++++ Records to process ++++

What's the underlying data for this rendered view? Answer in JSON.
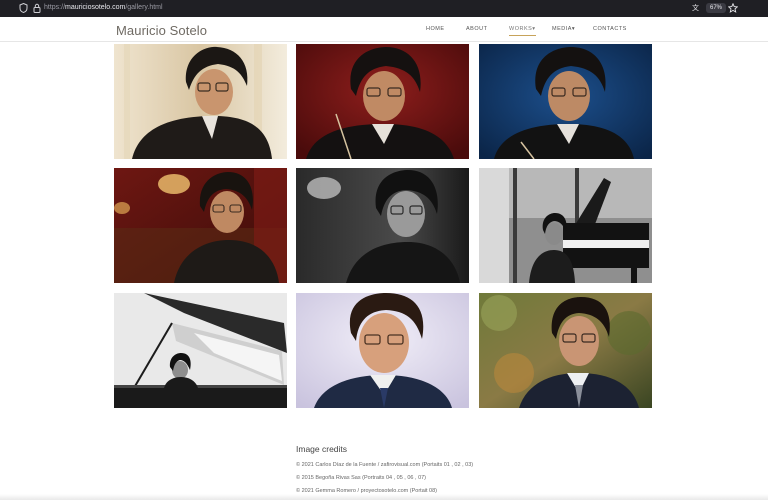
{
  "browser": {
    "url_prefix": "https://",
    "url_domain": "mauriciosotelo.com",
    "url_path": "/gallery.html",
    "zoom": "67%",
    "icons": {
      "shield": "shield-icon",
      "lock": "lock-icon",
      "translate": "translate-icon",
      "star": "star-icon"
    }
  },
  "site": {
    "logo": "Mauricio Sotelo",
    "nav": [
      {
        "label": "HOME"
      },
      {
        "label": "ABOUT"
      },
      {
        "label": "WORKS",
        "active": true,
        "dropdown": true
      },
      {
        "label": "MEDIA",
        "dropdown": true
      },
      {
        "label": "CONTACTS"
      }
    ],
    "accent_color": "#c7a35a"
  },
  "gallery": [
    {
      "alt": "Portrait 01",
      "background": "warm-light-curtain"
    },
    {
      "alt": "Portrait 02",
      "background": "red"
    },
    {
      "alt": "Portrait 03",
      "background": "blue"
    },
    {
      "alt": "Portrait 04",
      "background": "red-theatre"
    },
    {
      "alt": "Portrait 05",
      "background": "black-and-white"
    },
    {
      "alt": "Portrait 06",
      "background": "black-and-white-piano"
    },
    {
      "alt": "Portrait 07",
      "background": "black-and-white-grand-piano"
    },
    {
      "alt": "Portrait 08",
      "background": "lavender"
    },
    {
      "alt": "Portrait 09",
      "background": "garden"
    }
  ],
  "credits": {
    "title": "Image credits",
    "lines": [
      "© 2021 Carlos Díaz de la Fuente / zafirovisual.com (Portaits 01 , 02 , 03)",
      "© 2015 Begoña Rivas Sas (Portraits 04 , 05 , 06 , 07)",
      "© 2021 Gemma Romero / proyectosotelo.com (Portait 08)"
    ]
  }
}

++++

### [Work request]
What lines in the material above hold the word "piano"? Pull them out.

### [Exercise output]
      "background": "black-and-white-piano"
      "background": "black-and-white-grand-piano"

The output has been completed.